On our day off, back at Thomas’s, I remember Jim and his girlfriend Lynn repairing his jacket, so hang on, that’s another person. In fact two more as Alan’s wife Yvonne turned up with Lynn for a couple of days. We also managed to visit a music shop where I have a rare picture of me as I’m usually the other end of the lens. Anyway, back to the tour and Hamburg next where we check in to ‘hotel’ at one end of the Reeperbahn, “the world’s naughtiest street”, which ahem… charged by the hour! We exchanged two of the rooms they gave us immediately as they’d obviously been used, let’s say quite recently. I am reminded by Jim that I poured some plum brandy on the window sill and set fire to it to test it’s alcoholic content. I have no memory of this, nor any other pyromaniac tendencies. Sadly Dave Musker left us the following morning catching a a ferry home, his organ having given up the ghost. Bruce Dessau had also gone home at some point having sampled enough of the glamorous life on the road.
The next day was another long drive to Nuremberg in the south of the country. The Transit had already been showing signs of trouble and Key & Thomas had had the bonnet up a couple days before to look at the engine. One of the side windows had also been broken and taped up as well which, in the cold October air wasn’t ideal. I think this journey did for it as the the next day in Bamburg, we swapped the sad Transit for another VW Combi driven by two 60s garage music fans whose party piece was to swap places while driving along the autobahn. It is easier for left-handed vehicles but even so! Anyway, none of us minded as we were all pretty fatigued. Fatigued and a little fractious. Tempers were on edge at times what with the close proximity, so much travelling, lack of cash and the feeling amongst some that we were being taken advantage of.
Another long one to Biel in Switzerland where we played in a converted gasometer. Some of our party weren’t too keen on the dorm we stayed in that night and barricaded the door, but we survived to journey on to Reims the next day where our good friend JC Brouchard would be waiting anxiously for us. Anxious because we were a little late turning up. It was case of piling out of the van and onto the stage.

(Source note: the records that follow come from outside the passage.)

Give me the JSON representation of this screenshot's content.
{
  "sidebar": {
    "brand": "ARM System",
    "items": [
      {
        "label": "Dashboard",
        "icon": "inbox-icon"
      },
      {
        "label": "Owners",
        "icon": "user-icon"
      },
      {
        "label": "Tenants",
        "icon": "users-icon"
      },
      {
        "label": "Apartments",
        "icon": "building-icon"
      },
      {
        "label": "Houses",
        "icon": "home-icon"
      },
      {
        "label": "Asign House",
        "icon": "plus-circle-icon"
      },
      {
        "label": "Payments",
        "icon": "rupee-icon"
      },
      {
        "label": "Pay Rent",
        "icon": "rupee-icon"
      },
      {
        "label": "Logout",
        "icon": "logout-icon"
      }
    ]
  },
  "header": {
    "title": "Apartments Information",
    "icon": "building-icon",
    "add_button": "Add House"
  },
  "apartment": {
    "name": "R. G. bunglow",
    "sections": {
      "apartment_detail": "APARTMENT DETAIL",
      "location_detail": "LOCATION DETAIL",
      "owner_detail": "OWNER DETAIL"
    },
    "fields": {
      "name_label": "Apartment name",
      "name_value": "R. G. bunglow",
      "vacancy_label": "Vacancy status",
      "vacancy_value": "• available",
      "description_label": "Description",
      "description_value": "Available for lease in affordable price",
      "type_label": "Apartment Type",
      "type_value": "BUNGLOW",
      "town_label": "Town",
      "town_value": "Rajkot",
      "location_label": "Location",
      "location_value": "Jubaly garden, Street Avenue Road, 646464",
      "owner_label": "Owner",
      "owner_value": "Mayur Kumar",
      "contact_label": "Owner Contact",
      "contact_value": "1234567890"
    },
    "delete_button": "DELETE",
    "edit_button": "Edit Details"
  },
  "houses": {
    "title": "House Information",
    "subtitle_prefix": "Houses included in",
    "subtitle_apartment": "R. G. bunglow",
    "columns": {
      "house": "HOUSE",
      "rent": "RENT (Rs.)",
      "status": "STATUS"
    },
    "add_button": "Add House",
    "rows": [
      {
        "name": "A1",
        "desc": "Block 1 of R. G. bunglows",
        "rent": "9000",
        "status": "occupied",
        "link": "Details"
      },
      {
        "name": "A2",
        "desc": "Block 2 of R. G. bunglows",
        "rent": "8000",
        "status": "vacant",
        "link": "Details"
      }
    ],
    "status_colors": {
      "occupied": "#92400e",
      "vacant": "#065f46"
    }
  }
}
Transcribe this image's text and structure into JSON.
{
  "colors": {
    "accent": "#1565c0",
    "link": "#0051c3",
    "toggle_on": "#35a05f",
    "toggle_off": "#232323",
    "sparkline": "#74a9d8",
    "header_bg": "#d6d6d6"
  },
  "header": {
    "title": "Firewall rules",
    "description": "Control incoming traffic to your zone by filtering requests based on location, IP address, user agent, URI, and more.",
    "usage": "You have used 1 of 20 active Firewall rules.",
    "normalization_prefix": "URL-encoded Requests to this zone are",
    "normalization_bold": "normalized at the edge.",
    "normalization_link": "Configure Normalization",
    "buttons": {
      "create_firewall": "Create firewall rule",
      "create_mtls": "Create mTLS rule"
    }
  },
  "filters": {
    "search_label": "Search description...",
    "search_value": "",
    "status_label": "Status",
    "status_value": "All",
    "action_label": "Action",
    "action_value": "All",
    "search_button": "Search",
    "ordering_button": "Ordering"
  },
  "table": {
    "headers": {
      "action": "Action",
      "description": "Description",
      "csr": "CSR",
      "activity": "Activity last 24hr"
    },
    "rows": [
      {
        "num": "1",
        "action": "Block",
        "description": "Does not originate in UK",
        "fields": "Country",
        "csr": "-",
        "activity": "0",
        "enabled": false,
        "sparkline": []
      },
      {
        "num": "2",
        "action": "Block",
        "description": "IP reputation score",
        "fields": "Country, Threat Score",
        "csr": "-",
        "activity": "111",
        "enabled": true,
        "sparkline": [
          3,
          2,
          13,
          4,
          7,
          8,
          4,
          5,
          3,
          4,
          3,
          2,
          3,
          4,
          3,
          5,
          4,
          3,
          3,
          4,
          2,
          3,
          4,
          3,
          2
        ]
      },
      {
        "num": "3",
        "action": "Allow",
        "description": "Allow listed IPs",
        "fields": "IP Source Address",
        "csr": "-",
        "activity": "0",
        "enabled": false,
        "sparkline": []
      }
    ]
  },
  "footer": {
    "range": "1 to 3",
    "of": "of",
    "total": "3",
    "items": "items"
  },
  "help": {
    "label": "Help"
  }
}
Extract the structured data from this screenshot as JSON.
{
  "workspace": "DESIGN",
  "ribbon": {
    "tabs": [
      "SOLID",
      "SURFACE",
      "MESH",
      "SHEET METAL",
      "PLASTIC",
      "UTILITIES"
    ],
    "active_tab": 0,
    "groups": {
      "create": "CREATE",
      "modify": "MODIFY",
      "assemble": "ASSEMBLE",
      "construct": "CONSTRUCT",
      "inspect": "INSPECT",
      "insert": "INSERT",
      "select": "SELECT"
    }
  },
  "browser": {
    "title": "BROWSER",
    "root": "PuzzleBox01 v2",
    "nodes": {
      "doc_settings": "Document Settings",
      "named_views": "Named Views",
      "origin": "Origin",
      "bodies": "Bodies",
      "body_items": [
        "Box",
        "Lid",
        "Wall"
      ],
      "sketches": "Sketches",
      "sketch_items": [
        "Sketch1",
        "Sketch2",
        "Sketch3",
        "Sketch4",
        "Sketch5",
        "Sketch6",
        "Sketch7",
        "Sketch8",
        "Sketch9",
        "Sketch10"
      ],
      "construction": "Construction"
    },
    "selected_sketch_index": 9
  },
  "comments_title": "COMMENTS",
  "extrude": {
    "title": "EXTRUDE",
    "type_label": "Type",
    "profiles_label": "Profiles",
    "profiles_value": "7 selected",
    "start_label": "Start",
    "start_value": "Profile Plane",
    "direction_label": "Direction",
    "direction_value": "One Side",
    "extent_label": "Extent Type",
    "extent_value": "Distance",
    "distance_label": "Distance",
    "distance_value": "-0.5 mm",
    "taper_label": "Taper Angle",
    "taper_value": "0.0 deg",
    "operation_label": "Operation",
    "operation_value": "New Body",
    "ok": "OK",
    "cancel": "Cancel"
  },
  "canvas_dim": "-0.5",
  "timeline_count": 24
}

The only thing to left now was to get home. Easier said than done though. VW Combi 2 spluttered to a halt about half an hour from Calais. VW Combi 1 delivered it’s passengers and came back to rescue the others but we had to leave our heroic volunteer drivers behind on the French motorway. I do hope they got home. So after roughly 2,400 miles another ferry and another memory erasing train journey, we’re home. Now that was an experience. So much so, I decided to do it for another 13 years.